Series on Environmental Archaeology Talks

The last of five lectures will take place on Tuesday, March 6, at 4:30 p.m., in Haldeman 041, sponsored by the Department of Anthropology and the Program in Ecology, Evolution, Ecosystems and Society (EEES):

"Microbial Archaeology, from the Microbiome to Milk"

Prof. Christina Warinner ( Max Planck Institute/Univ. of Oklahoma)

Light reception following in the Russo Gallery in Haldeman


Anthropology is the study of humans, but until recently anthropologists rarely considered the native microbes and viruses that inhabit our bodies – our microbiome – or the many microbes we have tamed and cultured within our foods and cuisines. This is surprising because from a genetic perspective we are more than 99% microbial: our bacterial cells outnumber our human cells by at least 2:1, our bacterial genes outnumber our human genes by at least 150:1, and at least 8% of the human genome is actually viral. In addition, fermented foods such as bread, beer, wine, yoghurt, and cheese form the dietary basis of many past and contemporary societies, and persuasive arguments have been made that grain and ruminant domestication may have been spurred in part by a desire to create fermented foods. Microbes interface with our biology and culture to influence our health, behavior, and quality of life, and yet we know very little about the origin, evolution, or ecology of the trillions of microorganisms that call us home. Advances in genomic and proteomic technologies are opening up dramatic new opportunities in the field of microbial archaeology, allowing us to investigate the complex and diverse microbial communities that have long inhabited our human bodies and our food systems - both in sickness and in health. This talk discusses how emerging research on microbes is impacting how we investigate the human past and changing how we understand human and microbial cultures today.


Dr. Christina Warinner is Group Leader of Microbiome Sciences in the Department of Archaeogenetics at the Max Planck Institute for the Science of Human History and a Presidential Research Professor and Assistant Professor of Anthropology at the University of Oklahoma, where she co-founded the Laboratories of Molecular Anthropology and Microbiome Research.

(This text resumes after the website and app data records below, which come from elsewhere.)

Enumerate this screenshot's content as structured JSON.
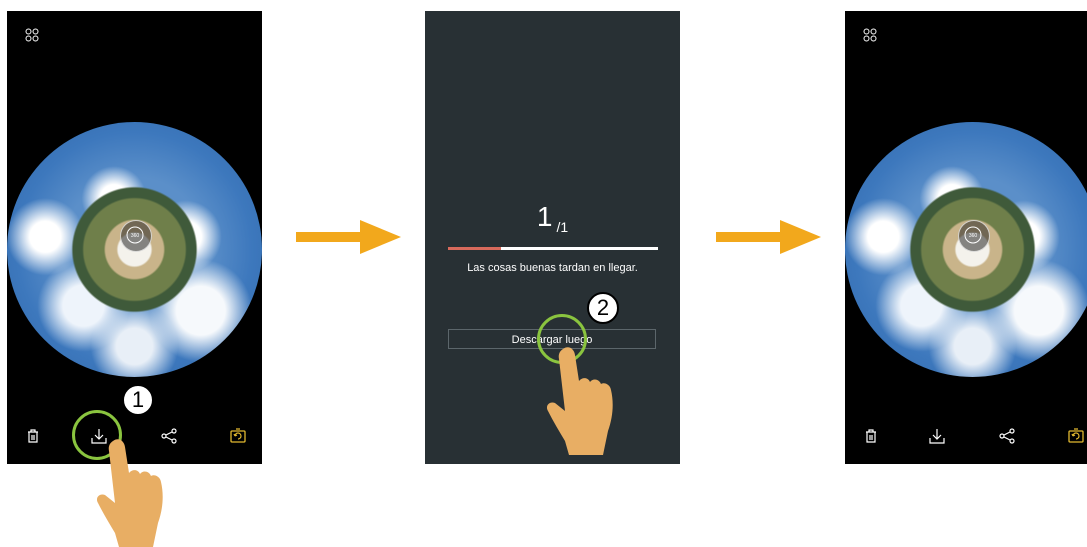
{
  "screen1": {
    "icons": [
      "grid-icon",
      "trash-icon",
      "download-icon",
      "share-icon",
      "switch-camera-icon"
    ],
    "center_badge": "360"
  },
  "screen2": {
    "counter_current": "1",
    "counter_total": "/1",
    "progress": 0.25,
    "message": "Las cosas buenas tardan en llegar.",
    "later_button": "Descargar luego"
  },
  "screen3": {
    "icons": [
      "grid-icon",
      "trash-icon",
      "download-icon",
      "share-icon",
      "switch-camera-icon"
    ],
    "center_badge": "360"
  },
  "steps": {
    "step1": "1",
    "step2": "2"
  },
  "colors": {
    "accent_yellow": "#e2b930",
    "tap_green": "#8ac43f",
    "arrow_orange": "#f2a81c",
    "progress_red": "#d86a5c",
    "dialog_bg": "#283034"
  }
}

Dr. Warinner earned her PhD at Harvard University in 2010 and completed her postdoctoral training at the Centre for Evolutionary Medicine at the University of Zürich, Switzerland. She has conducted ancient DNA research for more than a decade, and has published pioneering studies in human migration, ancient diet, and the reconstruction of the ancestral human microbiome. Her ancient microbiome findings were named among the top 100 scientific discoveries of 2014 by Discover Magazine, and her research has been featured in more than 75 news articles, including stories in Science, Scientific American, the LA Times, the Guardian, and CNN, among others. She has been featured in multiple documentaries, and her recent work on the peopling of the Himalayas appears in the PBS NOVA special Secrets of the Sky Tombs and the award-winning children’s book Secrets of the Sky Caves. She is a 2014 US National Academy of Sciences Kavli Fellow and a 2012 TED Fellow, and her TED Talks on ancient dental calculus and the evolution of the human diet have been viewed more than 2 million times.